Worse for Heyman was Marriott’s plan for lifetime status, which bestows perpetual benefits on longtime loyalists.
In a quirk of the integration, Marriott had created a special tier of lifetime membership that was available only to people who’d earned their stripes by staying at legacy Marriott hotels.
From Heyman’s perspective, this was an insult. “If their goal is to convert the valuable guests that they bought Starwood for, clearly they should be treating the time we spent at Starwood on par with time spent at Marriott,” he said. “It was like, do you really value my business?”
Within a week, Heyman had assembled a group that came to include more than 90 Starwood members, including management consultants, touring musicians, a former chief operating officer of a major airline, and Diacre, the tech industry manager with an appetite for breakfast. He emailed Flueck on behalf of the group and waited.
Lifetime status for SPG members
A few weeks later he got what he was waiting for. Marriott updated the language on its website to open the top tier of lifetime status to SPGers. The bloggers were pleased.
Viewed through one lens, Marriott’s reversal could be seen as the perfect postscript to a case study in corporate M&A, the foie gras on top of the proverbial reef-fish omelet.

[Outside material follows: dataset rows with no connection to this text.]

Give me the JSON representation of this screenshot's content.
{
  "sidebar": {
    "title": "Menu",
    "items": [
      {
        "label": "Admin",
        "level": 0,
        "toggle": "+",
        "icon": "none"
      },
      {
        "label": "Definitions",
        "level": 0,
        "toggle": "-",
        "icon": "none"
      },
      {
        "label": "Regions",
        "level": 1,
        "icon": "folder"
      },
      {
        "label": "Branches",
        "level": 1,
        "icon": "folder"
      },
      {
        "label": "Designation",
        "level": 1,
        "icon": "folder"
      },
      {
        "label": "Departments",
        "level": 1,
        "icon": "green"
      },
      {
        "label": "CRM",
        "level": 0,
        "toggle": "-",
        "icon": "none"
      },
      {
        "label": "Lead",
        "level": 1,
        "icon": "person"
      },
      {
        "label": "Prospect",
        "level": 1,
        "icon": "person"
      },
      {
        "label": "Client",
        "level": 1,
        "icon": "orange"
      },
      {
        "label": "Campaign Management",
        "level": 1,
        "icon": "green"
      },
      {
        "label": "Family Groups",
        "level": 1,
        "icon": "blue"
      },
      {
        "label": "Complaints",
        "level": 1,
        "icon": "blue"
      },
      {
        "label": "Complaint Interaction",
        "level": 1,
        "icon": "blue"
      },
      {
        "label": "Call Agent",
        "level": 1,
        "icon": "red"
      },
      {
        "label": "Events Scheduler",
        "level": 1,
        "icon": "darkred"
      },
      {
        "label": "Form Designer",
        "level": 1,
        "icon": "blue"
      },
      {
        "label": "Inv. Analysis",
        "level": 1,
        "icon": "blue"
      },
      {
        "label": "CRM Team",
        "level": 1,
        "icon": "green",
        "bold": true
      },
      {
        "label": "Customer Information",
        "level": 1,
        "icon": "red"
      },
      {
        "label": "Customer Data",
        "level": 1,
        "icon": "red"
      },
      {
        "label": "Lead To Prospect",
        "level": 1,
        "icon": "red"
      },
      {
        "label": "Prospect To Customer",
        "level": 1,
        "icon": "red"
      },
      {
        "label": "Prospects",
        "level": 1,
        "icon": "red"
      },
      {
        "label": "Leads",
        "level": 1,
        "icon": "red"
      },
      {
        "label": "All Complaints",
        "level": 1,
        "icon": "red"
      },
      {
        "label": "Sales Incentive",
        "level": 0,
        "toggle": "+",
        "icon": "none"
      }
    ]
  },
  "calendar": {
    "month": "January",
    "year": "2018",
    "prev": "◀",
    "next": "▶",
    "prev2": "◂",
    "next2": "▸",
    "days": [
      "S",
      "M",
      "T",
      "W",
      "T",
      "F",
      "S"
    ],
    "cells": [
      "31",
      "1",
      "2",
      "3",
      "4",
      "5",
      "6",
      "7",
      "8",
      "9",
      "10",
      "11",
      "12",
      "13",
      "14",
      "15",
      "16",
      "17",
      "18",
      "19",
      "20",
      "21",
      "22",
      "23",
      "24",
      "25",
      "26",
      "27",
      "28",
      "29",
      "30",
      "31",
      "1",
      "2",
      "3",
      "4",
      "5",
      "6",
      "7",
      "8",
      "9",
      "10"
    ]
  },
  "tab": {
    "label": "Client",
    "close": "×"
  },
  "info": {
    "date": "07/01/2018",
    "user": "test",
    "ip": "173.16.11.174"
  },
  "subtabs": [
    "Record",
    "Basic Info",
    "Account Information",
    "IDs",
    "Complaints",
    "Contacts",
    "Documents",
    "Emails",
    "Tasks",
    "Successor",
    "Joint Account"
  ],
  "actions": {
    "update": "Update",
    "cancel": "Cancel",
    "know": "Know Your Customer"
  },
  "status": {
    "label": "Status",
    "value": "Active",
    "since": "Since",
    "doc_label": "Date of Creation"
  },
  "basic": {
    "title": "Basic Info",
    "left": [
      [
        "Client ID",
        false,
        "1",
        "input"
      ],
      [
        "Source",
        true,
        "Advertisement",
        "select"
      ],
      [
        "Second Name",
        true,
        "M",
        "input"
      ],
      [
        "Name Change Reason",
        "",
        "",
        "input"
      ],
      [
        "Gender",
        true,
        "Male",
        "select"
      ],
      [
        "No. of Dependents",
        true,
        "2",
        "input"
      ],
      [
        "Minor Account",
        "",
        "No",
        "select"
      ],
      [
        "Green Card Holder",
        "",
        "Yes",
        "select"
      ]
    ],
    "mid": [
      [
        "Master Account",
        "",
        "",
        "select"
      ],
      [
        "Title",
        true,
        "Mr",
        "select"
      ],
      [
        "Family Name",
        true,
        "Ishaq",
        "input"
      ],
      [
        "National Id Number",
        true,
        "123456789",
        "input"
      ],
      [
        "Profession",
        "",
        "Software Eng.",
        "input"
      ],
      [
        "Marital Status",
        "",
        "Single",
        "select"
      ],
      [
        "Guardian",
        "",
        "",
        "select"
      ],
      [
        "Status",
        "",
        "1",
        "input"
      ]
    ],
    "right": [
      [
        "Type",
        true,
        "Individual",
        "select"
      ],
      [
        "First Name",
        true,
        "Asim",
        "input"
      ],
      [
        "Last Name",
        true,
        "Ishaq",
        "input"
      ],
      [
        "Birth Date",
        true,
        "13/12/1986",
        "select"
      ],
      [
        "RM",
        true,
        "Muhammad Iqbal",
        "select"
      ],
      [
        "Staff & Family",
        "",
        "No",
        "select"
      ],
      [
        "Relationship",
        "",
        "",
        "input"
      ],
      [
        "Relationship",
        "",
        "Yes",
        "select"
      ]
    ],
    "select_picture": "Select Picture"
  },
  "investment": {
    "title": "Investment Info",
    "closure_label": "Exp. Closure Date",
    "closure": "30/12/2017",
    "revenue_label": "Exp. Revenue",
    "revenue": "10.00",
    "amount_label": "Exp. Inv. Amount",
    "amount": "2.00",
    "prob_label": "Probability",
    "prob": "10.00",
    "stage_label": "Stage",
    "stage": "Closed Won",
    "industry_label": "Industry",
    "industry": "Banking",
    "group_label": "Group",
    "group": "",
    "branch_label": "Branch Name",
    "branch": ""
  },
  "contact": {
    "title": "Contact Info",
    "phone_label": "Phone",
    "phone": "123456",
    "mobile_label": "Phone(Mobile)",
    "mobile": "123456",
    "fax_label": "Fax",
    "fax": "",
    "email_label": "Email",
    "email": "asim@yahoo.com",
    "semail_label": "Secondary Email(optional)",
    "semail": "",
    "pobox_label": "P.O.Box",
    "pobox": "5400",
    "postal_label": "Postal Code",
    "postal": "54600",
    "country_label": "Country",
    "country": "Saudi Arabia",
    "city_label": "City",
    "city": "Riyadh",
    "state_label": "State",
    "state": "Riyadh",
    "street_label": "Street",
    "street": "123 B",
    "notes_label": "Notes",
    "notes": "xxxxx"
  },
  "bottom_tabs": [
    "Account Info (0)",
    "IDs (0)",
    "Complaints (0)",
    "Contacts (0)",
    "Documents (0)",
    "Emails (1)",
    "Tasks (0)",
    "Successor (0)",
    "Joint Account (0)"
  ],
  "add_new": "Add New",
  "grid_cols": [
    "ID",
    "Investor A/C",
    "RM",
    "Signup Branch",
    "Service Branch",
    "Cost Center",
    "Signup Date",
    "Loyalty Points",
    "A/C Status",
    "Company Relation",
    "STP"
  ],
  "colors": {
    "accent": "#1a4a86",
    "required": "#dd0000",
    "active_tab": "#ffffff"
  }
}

Marriott had pulled off a daring acquisition, outbidding a deep-pocketed rival. Its leaders had demonstrated enough humility to incorporate elements of Starwood’s loyalty strategy while holding on to their own corporate identity. Then, when a small group of influential customers complained, it headed off potential bad publicity by correcting a mistake.
All that would be fair, but it’s not quite how Heyman sees it. He says he appreciates the gesture but remains wary of Marriott.
He says the lifetime status snafu might have been intentionally manufactured by the company to give it an easy problem to fix. (Flueck denies this.) “If not this, we could be complaining about something else,” Heyman says.